→ WHAT TO WORK ON
When the string "name" occurs in a line of the listing below, return that line.

→ ENTRIES PROVIDED
• • • •

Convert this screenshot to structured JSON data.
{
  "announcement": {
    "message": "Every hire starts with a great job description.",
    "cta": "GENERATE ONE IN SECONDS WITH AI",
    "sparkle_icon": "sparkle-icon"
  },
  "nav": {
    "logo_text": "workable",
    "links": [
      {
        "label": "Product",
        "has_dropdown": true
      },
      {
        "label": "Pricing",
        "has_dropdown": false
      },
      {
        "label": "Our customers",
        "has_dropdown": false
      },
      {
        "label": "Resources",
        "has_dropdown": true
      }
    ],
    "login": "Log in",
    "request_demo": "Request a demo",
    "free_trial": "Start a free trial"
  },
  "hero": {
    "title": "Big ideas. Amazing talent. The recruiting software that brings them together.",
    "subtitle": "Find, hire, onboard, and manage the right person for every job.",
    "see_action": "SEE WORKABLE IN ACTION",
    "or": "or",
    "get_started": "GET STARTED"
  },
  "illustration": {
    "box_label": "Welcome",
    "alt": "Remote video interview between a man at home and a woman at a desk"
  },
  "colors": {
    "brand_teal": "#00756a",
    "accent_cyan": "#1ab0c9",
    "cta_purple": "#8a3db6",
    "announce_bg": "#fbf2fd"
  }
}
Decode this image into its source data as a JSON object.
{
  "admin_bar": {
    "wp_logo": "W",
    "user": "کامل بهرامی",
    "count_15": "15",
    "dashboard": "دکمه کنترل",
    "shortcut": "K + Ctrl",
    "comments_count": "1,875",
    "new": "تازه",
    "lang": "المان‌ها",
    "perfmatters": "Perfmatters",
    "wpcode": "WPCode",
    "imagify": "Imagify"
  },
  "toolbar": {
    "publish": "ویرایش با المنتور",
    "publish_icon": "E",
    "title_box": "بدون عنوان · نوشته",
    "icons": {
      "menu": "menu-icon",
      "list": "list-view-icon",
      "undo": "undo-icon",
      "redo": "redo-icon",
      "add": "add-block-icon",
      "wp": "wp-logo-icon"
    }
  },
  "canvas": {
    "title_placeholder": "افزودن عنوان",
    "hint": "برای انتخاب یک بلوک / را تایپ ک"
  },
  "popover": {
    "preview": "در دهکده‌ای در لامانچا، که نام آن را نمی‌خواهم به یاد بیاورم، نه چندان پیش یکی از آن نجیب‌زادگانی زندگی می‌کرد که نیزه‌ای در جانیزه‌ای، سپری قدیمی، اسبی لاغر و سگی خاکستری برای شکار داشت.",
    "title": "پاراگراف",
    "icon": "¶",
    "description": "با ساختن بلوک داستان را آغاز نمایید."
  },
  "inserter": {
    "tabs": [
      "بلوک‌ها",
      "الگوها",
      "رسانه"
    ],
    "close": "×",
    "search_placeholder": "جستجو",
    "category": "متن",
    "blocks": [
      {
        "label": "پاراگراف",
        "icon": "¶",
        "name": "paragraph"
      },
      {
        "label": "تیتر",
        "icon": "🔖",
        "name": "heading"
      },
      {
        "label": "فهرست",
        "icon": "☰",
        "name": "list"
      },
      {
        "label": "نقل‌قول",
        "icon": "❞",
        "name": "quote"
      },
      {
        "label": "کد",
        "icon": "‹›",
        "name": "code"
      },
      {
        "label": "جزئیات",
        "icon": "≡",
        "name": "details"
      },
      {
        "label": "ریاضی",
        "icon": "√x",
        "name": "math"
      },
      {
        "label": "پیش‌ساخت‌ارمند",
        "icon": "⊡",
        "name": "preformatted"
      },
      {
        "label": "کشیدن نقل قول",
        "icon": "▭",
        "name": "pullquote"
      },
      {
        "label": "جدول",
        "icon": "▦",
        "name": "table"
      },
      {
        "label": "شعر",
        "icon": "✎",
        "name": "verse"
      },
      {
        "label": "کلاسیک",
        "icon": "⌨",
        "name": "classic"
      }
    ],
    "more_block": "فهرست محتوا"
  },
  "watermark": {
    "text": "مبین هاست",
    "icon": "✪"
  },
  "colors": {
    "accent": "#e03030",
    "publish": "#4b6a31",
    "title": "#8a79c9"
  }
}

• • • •

→ SOLVED PROBLEM
        "name": "paragraph"
        "name": "heading"
        "name": "list"
        "name": "quote"
        "name": "code"
        "name": "details"
        "name": "math"
        "name": "preformatted"
        "name": "pullquote"
        "name": "table"
        "name": "verse"
        "name": "classic"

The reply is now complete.